They were that close. It was probably the sound waves of the fans' extra cheering that kept the ball in. Keep that in mind the next time you go to the ballpark.


The Giants lead the league in batting average with runners in scoring position. The Cardinals lead the league in batting average allowed with runners in scoring position. They've been historically fortunate in those situations, really. Something (movie trailer voice) HAD TO GIVE.

The Giants were 1-for-6 in the game with runners in scoring position. Oh, come on. Something was supposed to give the other way. We're entitled to that, too.

More than the situational stuff, the Giants have the league's best lineup (or close to it), and the Cardinals are in the middle of the freakiest pitching season in recent memory. Their adjusted ERA as a team is 148, which is insane. The last Giants starter to have an ERA+ that good was Tim Lincecum in his Cy Young seasons. Clayton Kershaw had a 150 ERA+ in 2012, and he lead the National League. The Cardinals have essentially had 2012 Clayton Kershaw pitching for them in every inning, in every game.

Even if they're due for a little regression to the mean, it's pretty clear that the Cardinals feature an excellent staff, a true test for a Giants lineup that just feasted on the Nationals' vaunted rotation. Instead, the Giants couldn't hit with runners in scoring position, and they couldn't really hit at all. Round one goes to the stupid Cardinals.

Stupid Cardinals.

I hope this isn't like the Nationals season series, in which the Giants made you really mad and let you sit on it for a while before making it up to us. Though I guess they don't have to make it up to us at all, so maybe we shouldn't get too grumbly yet.


For all the RISP talk up there, it's a minor miracle that the Giants didn't lose 5-1, considering how often Chris Heston left his sinker up and missed with his location. Michael Wacha was putting 95-mph fastballs, 92-mph cutters, and 75-mph curves wherever he wanted, so it was a mismatch on paper the second Heston showed up with shoddy command.

Which is to say, if the above bit about RISP came off as whining, my apologies. This wasn't ever a game that made me think, "Man, the Giants should totally be winning right now." I'm kind of surprised they had a chance to take the lead in the ninth, to be honest.


Gregor Blanco couldn't quite catch up to Stephen Piscotty's triple in the eighth inning, and it looked like he used Angel Pagan's knees to stop and turn around. I'm not sure how many center fielders in the game could have caught the ball, much less held the runner to a double. I'll just guess "some of them." Pagan does not reside within that subset of "some," so don't take this the wrong way. It was just the perfectly placed line drive at exactly the wrong moment for that particular center fielder.

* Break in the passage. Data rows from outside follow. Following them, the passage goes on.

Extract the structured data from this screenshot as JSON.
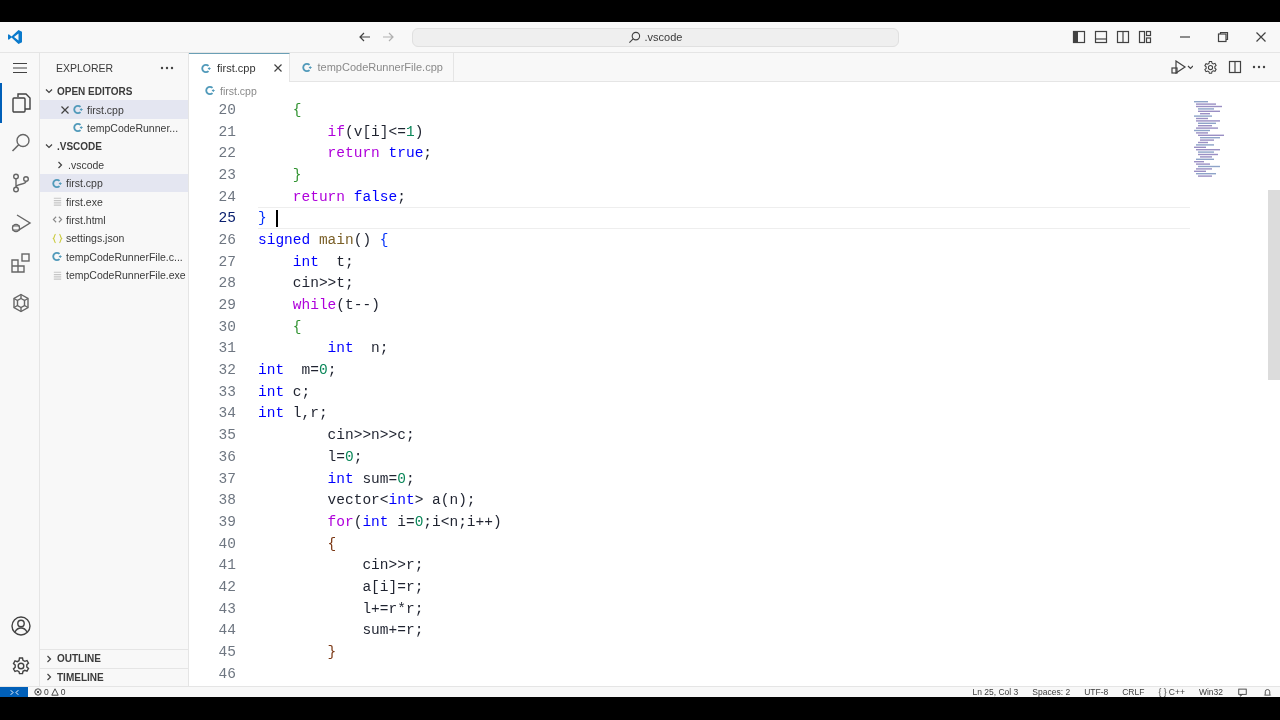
{
  "title_bar": {
    "search": ".vscode"
  },
  "activity_bar": {
    "items": [
      {
        "kind": "explorer",
        "selected": true
      },
      {
        "kind": "search",
        "selected": false
      },
      {
        "kind": "source-control",
        "selected": false
      },
      {
        "kind": "run-debug",
        "selected": false
      },
      {
        "kind": "extensions",
        "selected": false
      },
      {
        "kind": "assistant",
        "selected": false
      }
    ]
  },
  "explorer": {
    "title": "EXPLORER",
    "sections": [
      {
        "label": "OPEN EDITORS",
        "expanded": true,
        "items": [
          {
            "label": "first.cpp",
            "kind": "cpp",
            "selected": true
          },
          {
            "label": "tempCodeRunner...",
            "kind": "cpp",
            "selected": false
          }
        ]
      },
      {
        "label": ".VSCODE",
        "expanded": true,
        "items": [
          {
            "label": ".vscode",
            "kind": "folder",
            "expanded": false,
            "selected": false
          },
          {
            "label": "first.cpp",
            "kind": "cpp",
            "selected": true
          },
          {
            "label": "first.exe",
            "kind": "exe",
            "selected": false
          },
          {
            "label": "first.html",
            "kind": "html",
            "selected": false
          },
          {
            "label": "settings.json",
            "kind": "json",
            "selected": false
          },
          {
            "label": "tempCodeRunnerFile.c...",
            "kind": "cpp",
            "selected": false
          },
          {
            "label": "tempCodeRunnerFile.exe",
            "kind": "exe",
            "selected": false
          }
        ]
      }
    ],
    "bottom_sections": [
      {
        "label": "OUTLINE",
        "expanded": false
      },
      {
        "label": "TIMELINE",
        "expanded": false
      }
    ]
  },
  "editor": {
    "tabs": [
      {
        "label": "first.cpp",
        "selected": true
      },
      {
        "label": "tempCodeRunnerFile.cpp",
        "selected": false
      }
    ],
    "breadcrumb": "first.cpp",
    "lines": [
      {
        "number": "20",
        "current": false,
        "tokens": [
          {
            "kind": "bracket2",
            "text": "    {"
          }
        ]
      },
      {
        "number": "21",
        "current": false,
        "tokens": [
          {
            "kind": "keyword",
            "text": "        if"
          },
          {
            "kind": "plain",
            "text": "(v[i]<="
          },
          {
            "kind": "number",
            "text": "1"
          },
          {
            "kind": "plain",
            "text": ")"
          }
        ]
      },
      {
        "number": "22",
        "current": false,
        "tokens": [
          {
            "kind": "keyword",
            "text": "        return "
          },
          {
            "kind": "type",
            "text": "true"
          },
          {
            "kind": "plain",
            "text": ";"
          }
        ]
      },
      {
        "number": "23",
        "current": false,
        "tokens": [
          {
            "kind": "bracket2",
            "text": "    }"
          }
        ]
      },
      {
        "number": "24",
        "current": false,
        "tokens": [
          {
            "kind": "keyword",
            "text": "    return "
          },
          {
            "kind": "type",
            "text": "false"
          },
          {
            "kind": "plain",
            "text": ";"
          }
        ]
      },
      {
        "number": "25",
        "current": true,
        "tokens": [
          {
            "kind": "bracket1",
            "text": "}"
          }
        ]
      },
      {
        "number": "26",
        "current": false,
        "tokens": [
          {
            "kind": "type",
            "text": "signed "
          },
          {
            "kind": "function",
            "text": "main"
          },
          {
            "kind": "plain",
            "text": "() "
          },
          {
            "kind": "bracket1",
            "text": "{"
          }
        ]
      },
      {
        "number": "27",
        "current": false,
        "tokens": [
          {
            "kind": "type",
            "text": "    int"
          },
          {
            "kind": "plain",
            "text": "  t;"
          }
        ]
      },
      {
        "number": "28",
        "current": false,
        "tokens": [
          {
            "kind": "plain",
            "text": "    cin>>t;"
          }
        ]
      },
      {
        "number": "29",
        "current": false,
        "tokens": [
          {
            "kind": "keyword",
            "text": "    while"
          },
          {
            "kind": "plain",
            "text": "(t--)"
          }
        ]
      },
      {
        "number": "30",
        "current": false,
        "tokens": [
          {
            "kind": "bracket2",
            "text": "    {"
          }
        ]
      },
      {
        "number": "31",
        "current": false,
        "tokens": [
          {
            "kind": "type",
            "text": "        int"
          },
          {
            "kind": "plain",
            "text": "  n;"
          }
        ]
      },
      {
        "number": "32",
        "current": false,
        "tokens": [
          {
            "kind": "type",
            "text": "int"
          },
          {
            "kind": "plain",
            "text": "  m="
          },
          {
            "kind": "number",
            "text": "0"
          },
          {
            "kind": "plain",
            "text": ";"
          }
        ]
      },
      {
        "number": "33",
        "current": false,
        "tokens": [
          {
            "kind": "type",
            "text": "int"
          },
          {
            "kind": "plain",
            "text": " c;"
          }
        ]
      },
      {
        "number": "34",
        "current": false,
        "tokens": [
          {
            "kind": "type",
            "text": "int"
          },
          {
            "kind": "plain",
            "text": " l,r;"
          }
        ]
      },
      {
        "number": "35",
        "current": false,
        "tokens": [
          {
            "kind": "plain",
            "text": "        cin>>n>>c;"
          }
        ]
      },
      {
        "number": "36",
        "current": false,
        "tokens": [
          {
            "kind": "plain",
            "text": "        l="
          },
          {
            "kind": "number",
            "text": "0"
          },
          {
            "kind": "plain",
            "text": ";"
          }
        ]
      },
      {
        "number": "37",
        "current": false,
        "tokens": [
          {
            "kind": "type",
            "text": "        int"
          },
          {
            "kind": "plain",
            "text": " sum="
          },
          {
            "kind": "number",
            "text": "0"
          },
          {
            "kind": "plain",
            "text": ";"
          }
        ]
      },
      {
        "number": "38",
        "current": false,
        "tokens": [
          {
            "kind": "plain",
            "text": "        vector<"
          },
          {
            "kind": "type",
            "text": "int"
          },
          {
            "kind": "plain",
            "text": "> a(n);"
          }
        ]
      },
      {
        "number": "39",
        "current": false,
        "tokens": [
          {
            "kind": "keyword",
            "text": "        for"
          },
          {
            "kind": "plain",
            "text": "("
          },
          {
            "kind": "type",
            "text": "int"
          },
          {
            "kind": "plain",
            "text": " i="
          },
          {
            "kind": "number",
            "text": "0"
          },
          {
            "kind": "plain",
            "text": ";i<n;i++)"
          }
        ]
      },
      {
        "number": "40",
        "current": false,
        "tokens": [
          {
            "kind": "bracket3",
            "text": "        {"
          }
        ]
      },
      {
        "number": "41",
        "current": false,
        "tokens": [
          {
            "kind": "plain",
            "text": "            cin>>r;"
          }
        ]
      },
      {
        "number": "42",
        "current": false,
        "tokens": [
          {
            "kind": "plain",
            "text": "            a[i]=r;"
          }
        ]
      },
      {
        "number": "43",
        "current": false,
        "tokens": [
          {
            "kind": "plain",
            "text": "            l+=r*r;"
          }
        ]
      },
      {
        "number": "44",
        "current": false,
        "tokens": [
          {
            "kind": "plain",
            "text": "            sum+=r;"
          }
        ]
      },
      {
        "number": "45",
        "current": false,
        "tokens": [
          {
            "kind": "bracket3",
            "text": "        }"
          }
        ]
      },
      {
        "number": "46",
        "current": false
      }
    ]
  },
  "status_bar": {
    "errors": "0",
    "warnings": "0",
    "items": [
      "Ln 25, Col 3",
      "Spaces: 2",
      "UTF-8",
      "CRLF",
      "{ } C++",
      "Win32"
    ]
  }
}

Blanco's boner-bunt in the third inning, spoiling a runner-on-third/one-out situation? Less forgivable. In a one-run game against a team with the best record in baseball, boner-bunts are the worst possible idea.

Or did Brandon Belt commit a worse transgression by Belt running into a double play instead of doing the ol' stop, drop, or roll?

Or should we complain about Hunter Pence hitting into the double play in the first place?

The correct answer: We should probably just forget about the game entirely and stare at the TV until tomorrow. Dumb game. Happens. Just remember that August is a ravenous mutant, and it isn't done with us yet.